Segment Start: Given data
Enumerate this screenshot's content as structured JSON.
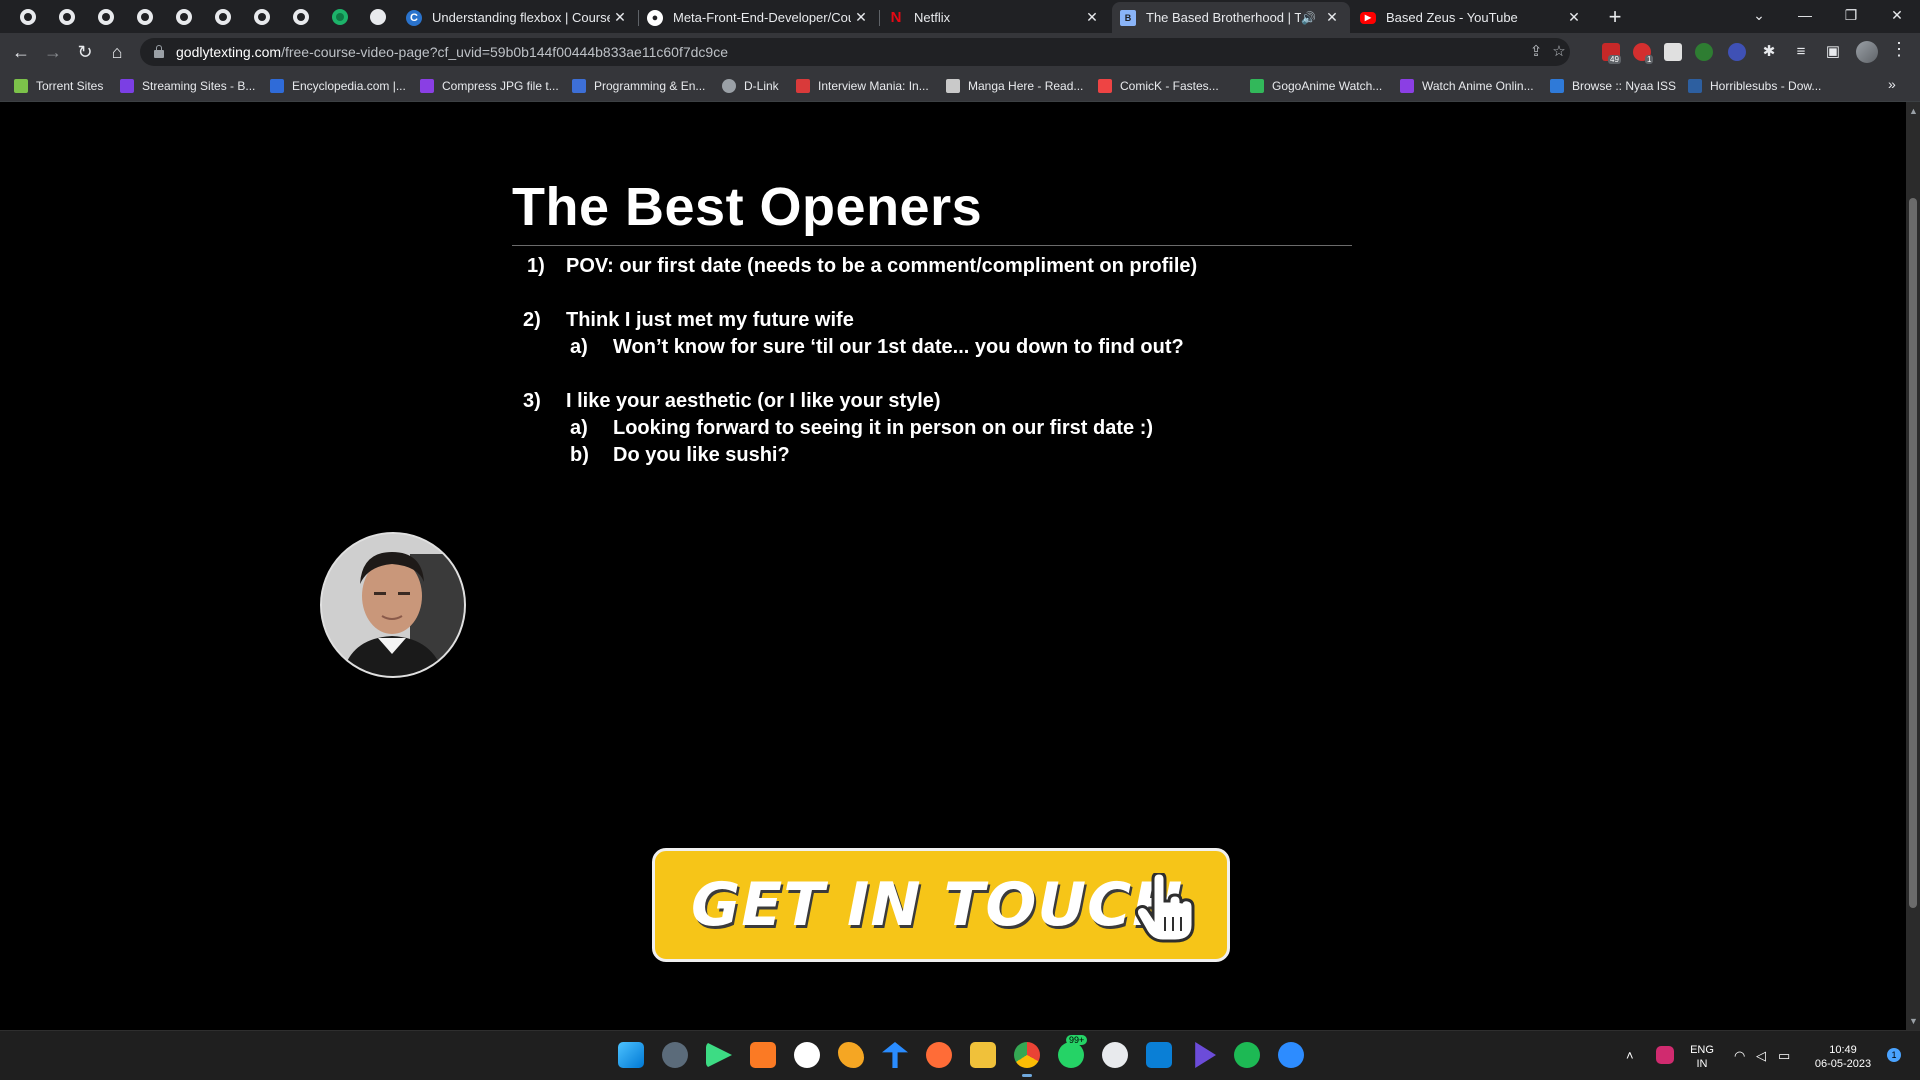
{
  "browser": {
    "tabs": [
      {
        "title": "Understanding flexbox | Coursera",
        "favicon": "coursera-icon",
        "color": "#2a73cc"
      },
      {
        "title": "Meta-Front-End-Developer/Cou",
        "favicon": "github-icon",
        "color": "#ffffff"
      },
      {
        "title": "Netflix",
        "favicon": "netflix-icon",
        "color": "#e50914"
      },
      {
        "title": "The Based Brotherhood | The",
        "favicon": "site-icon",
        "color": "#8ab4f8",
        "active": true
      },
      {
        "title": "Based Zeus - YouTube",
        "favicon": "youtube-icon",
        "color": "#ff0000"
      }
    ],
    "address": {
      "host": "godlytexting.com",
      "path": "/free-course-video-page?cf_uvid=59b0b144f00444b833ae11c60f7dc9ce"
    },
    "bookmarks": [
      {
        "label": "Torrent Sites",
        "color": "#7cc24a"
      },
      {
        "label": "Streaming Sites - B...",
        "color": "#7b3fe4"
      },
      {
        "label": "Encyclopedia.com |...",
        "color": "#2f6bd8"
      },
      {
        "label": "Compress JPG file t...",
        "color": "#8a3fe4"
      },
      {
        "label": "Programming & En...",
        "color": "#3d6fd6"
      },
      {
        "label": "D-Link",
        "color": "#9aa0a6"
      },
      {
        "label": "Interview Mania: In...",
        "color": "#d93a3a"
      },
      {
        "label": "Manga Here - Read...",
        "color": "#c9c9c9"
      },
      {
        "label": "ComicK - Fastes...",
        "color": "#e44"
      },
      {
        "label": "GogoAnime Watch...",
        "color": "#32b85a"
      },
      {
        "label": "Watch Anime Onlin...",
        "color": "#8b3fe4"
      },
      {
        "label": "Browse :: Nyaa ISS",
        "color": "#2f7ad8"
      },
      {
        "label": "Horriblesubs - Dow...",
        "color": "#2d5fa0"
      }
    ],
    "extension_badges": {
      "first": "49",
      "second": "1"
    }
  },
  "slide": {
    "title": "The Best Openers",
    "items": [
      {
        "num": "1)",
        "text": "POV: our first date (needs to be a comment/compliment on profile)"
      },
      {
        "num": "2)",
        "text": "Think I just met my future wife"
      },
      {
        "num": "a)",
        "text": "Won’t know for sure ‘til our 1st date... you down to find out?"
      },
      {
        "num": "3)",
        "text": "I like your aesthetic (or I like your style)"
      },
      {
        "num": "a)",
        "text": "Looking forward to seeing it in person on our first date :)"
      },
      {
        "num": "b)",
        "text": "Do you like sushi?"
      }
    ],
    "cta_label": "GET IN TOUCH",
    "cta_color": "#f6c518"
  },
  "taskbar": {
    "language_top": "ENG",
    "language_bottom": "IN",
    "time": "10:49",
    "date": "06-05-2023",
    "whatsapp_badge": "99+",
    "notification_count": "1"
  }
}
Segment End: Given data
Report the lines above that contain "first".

Response to the task:
      "first": "49",
        "text": "POV: our first date (needs to be a comment/compliment on profile)"
        "text": "Looking forward to seeing it in person on our first date :)"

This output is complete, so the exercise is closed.